Digital Identity – just the phrase leaves you thinking this must be important; after all, our identity is about who we are and what we do. Digital identity is a big technology space too. It encompasses a variety of sectors including verification-as-a-service, consumer identity and access management (CIAM), cloud (SaaS) identity, transaction authentication, and the newest entrant – self-sovereign identity. The financial value of the identity space is massive. Identity verification-as-a-service alone has been predicted by McKinsey to be worth $20 billion by 2022.
It is often said that if you don’t have your health, you don’t have anything. Good health helps to keep us happy and productive, but a healthy lot we are not. The World Health Organization (WHO) has predicted that by 2020, three-quarters of global deaths will be due to chronic illnesses.
Back in the day, a new idea was floated called “layered security.” It was a model that helped an organization plan out how to secure across all the touchpoints of the business; each layer protecting against a threat. Layered security evolved into the more holistic “Defense in Depth.” This new model was based on the philosophy of the whole being greater than the sum of the parts. It is a good model to follow and one that I believe the digital identity space can replicate. Here's how.
In the identity and access management (IAM) space, we talk a lot about identity. There is an historic reason for this as well as a psychological one. After all, when we do something online, we are doing it as a digital version of ourselves, aren’t we?
It feels like a natural fit when you think of digital identity and relationships. We use our identity to form relationships that are then used to perform tasks and carry out roles in society. Human beings are creatures that strongly identify as one thing or another. It is the basis of both good and bad things in our world. But, whether good or bad, identity is a strong driver and a deep-seated trait that our society is built upon.

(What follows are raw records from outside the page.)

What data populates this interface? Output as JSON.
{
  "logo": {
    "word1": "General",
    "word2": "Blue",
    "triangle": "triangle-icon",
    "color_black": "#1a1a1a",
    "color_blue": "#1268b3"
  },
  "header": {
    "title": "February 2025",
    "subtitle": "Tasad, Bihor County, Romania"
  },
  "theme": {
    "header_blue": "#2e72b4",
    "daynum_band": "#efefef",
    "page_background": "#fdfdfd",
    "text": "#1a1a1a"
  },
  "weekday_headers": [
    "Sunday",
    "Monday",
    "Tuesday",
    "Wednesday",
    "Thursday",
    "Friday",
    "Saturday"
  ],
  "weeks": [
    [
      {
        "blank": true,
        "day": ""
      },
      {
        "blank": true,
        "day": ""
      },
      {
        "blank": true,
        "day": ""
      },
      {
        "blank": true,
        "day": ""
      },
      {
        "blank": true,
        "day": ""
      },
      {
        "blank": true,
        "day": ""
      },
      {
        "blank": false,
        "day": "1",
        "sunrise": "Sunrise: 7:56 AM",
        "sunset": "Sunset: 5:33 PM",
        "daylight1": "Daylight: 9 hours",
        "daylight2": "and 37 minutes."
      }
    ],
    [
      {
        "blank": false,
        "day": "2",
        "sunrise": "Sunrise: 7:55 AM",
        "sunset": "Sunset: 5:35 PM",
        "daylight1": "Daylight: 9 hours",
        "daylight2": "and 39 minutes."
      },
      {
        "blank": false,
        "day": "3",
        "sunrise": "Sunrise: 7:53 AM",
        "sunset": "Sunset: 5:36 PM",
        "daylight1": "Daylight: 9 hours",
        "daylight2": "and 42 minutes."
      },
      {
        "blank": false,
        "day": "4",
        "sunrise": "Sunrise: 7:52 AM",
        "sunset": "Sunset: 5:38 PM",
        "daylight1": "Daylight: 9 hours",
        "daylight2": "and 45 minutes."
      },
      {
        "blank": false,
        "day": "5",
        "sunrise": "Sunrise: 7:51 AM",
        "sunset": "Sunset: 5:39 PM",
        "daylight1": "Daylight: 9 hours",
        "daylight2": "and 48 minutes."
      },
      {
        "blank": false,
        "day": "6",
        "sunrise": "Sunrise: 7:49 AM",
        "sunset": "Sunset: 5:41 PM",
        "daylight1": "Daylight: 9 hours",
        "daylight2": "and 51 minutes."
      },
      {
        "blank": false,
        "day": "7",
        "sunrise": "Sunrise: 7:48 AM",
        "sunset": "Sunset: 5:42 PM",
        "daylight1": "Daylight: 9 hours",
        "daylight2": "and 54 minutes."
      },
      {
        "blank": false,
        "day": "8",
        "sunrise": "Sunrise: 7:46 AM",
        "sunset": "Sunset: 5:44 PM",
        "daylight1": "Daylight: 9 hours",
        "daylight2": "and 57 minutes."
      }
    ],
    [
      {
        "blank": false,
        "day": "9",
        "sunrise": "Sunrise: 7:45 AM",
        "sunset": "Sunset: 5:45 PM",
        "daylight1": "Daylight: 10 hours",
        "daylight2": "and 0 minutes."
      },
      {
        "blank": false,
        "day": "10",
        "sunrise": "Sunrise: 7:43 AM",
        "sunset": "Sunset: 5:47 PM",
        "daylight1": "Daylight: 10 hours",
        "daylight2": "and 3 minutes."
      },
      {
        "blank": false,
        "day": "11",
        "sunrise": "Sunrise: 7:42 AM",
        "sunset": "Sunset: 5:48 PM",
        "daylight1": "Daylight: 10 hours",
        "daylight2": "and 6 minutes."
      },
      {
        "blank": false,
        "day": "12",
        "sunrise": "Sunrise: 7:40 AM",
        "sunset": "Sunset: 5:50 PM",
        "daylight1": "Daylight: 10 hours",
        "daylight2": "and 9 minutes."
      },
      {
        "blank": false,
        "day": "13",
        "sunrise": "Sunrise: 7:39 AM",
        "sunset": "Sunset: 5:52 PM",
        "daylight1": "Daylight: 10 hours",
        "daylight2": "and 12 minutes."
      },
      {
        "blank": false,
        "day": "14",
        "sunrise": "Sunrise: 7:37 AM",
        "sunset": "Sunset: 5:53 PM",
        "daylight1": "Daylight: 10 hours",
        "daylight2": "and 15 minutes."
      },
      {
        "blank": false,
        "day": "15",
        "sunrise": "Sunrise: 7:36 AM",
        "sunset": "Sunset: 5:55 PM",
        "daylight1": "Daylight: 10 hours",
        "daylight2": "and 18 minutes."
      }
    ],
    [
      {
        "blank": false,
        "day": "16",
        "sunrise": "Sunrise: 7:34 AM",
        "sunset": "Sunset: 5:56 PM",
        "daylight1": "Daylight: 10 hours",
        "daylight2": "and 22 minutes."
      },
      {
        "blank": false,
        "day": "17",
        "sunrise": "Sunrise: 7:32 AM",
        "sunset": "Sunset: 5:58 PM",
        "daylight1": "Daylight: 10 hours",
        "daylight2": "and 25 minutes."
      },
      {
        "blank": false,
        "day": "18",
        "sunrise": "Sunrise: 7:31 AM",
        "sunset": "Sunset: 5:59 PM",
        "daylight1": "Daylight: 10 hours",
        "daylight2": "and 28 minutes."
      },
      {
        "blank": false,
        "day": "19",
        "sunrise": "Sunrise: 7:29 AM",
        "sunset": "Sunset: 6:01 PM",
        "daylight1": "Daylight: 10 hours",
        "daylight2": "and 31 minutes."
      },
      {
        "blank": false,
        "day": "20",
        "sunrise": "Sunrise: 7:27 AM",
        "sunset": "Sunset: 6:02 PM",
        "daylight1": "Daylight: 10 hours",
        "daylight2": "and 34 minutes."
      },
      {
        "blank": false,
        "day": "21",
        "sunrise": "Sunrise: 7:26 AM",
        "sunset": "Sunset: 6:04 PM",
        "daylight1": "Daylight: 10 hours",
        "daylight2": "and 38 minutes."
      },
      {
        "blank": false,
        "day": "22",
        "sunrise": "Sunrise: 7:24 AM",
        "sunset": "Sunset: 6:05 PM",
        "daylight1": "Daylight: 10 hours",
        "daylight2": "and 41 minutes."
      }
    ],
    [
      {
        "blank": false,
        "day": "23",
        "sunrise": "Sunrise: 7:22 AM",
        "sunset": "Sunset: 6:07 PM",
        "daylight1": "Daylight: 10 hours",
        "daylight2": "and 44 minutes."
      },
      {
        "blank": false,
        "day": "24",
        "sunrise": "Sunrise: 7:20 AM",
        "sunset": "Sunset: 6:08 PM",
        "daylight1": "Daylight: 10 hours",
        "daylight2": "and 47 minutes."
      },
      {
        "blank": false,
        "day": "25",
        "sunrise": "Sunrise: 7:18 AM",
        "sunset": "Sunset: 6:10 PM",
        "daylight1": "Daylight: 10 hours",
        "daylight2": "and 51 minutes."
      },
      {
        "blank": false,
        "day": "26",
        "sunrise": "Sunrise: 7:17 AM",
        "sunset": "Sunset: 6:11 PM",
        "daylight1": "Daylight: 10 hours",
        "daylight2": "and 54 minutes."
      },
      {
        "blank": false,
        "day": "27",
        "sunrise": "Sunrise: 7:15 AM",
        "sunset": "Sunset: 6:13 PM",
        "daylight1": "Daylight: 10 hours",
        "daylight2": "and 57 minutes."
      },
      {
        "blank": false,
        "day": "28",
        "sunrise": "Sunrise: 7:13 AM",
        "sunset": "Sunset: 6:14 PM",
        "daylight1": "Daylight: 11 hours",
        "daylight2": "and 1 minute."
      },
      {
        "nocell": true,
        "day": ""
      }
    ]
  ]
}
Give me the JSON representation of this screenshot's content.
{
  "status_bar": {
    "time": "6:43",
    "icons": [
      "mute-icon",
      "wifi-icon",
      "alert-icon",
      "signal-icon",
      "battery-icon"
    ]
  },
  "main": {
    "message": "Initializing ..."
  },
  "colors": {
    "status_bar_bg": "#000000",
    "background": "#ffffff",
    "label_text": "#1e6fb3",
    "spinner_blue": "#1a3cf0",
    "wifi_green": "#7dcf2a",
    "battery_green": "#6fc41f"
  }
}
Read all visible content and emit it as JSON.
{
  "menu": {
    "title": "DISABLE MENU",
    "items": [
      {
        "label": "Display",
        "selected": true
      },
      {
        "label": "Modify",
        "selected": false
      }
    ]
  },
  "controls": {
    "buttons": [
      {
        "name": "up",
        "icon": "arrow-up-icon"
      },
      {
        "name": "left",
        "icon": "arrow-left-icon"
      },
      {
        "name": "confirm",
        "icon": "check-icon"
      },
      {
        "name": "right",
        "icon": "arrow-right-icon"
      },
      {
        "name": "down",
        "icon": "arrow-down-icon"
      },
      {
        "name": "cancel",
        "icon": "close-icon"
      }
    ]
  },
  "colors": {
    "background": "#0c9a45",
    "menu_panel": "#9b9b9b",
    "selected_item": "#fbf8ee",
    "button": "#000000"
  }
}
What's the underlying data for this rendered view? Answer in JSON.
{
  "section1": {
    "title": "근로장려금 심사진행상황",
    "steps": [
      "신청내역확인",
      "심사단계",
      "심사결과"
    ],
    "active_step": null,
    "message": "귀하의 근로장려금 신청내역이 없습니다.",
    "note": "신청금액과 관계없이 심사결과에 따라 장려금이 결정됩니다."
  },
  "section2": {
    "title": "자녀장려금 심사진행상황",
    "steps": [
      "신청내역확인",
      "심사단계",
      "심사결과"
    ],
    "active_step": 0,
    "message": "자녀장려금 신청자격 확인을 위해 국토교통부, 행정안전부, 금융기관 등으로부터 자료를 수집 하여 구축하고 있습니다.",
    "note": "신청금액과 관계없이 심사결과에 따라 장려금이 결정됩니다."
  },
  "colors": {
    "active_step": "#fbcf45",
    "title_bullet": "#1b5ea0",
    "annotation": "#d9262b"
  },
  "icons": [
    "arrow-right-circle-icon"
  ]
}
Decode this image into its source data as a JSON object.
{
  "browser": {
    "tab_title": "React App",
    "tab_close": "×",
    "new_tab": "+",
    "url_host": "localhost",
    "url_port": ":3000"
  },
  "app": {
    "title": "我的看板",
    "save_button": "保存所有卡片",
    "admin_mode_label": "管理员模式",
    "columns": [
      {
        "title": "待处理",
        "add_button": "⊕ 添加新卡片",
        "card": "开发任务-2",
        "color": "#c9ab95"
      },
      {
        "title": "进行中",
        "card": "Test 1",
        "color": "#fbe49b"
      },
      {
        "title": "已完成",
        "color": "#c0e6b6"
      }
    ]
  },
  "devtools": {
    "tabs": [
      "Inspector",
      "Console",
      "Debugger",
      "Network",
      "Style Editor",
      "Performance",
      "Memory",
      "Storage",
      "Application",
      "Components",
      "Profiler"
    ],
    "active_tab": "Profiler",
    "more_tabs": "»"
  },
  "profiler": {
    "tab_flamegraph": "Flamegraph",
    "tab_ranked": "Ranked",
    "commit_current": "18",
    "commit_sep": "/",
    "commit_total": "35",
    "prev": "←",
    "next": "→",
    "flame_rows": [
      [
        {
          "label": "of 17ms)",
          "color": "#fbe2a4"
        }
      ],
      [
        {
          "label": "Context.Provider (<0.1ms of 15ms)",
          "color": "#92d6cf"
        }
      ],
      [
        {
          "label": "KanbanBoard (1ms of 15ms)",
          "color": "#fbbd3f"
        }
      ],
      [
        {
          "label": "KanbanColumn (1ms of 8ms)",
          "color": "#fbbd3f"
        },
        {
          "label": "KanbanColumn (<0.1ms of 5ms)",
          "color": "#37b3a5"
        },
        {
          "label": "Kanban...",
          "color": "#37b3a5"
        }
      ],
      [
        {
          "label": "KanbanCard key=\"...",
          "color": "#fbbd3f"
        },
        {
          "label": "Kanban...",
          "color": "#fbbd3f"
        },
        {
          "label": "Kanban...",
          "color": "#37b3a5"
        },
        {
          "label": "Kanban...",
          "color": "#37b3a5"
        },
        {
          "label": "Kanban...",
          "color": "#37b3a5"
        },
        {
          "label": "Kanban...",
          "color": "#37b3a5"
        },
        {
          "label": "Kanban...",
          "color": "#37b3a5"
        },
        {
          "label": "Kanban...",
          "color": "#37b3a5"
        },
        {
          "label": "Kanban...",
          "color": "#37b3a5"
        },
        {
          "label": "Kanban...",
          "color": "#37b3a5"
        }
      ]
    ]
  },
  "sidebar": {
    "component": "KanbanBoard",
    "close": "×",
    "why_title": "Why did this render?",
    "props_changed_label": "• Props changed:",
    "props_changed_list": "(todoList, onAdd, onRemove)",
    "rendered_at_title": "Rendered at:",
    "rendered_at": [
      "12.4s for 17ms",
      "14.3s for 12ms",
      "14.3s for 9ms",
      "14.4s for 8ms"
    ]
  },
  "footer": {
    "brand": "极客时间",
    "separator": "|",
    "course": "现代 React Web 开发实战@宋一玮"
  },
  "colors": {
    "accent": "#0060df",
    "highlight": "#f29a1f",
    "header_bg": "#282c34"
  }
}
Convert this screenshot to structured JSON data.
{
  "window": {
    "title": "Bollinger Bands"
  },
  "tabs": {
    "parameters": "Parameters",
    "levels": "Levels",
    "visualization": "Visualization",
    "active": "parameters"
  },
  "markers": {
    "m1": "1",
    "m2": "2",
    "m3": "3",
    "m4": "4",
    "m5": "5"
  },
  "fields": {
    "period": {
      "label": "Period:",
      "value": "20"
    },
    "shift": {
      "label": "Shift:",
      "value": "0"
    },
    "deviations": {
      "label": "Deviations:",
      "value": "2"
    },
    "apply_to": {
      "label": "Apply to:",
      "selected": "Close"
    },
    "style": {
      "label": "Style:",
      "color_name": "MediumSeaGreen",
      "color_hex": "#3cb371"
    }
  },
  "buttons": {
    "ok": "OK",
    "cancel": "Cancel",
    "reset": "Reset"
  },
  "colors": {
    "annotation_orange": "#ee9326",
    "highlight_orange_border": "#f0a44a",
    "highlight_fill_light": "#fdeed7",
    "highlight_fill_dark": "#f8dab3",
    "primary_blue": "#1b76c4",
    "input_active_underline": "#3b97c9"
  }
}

Relationships, by definition, are dovetailed by identity. We use identifying measures like family ties or shared values, to build relationships in the real world. One engaging story about identity and relationships is that involving Irish pubs of the late 60s and 70s who ended up acting as a bank. Ireland in those times was going through a lot of industrial disputes which involved bank closures, often for months at a time. The Irish kept money moving by ‘cashing in’ on relationships. Pub landlords, often the center of a community in Ireland, acted as a kind of notary - customers would create ad hoc checks which the landlord would cash because they identified the person, had a relationship with them, and knew they would honor the check. The relationship was the pivot of the transaction; people acknowledged each other, money was exchanged, the task was performed. The intricate pieces of the exchange, like money, people, recognition of another, are all the same parts that are needed in the digital equivalent of a transaction.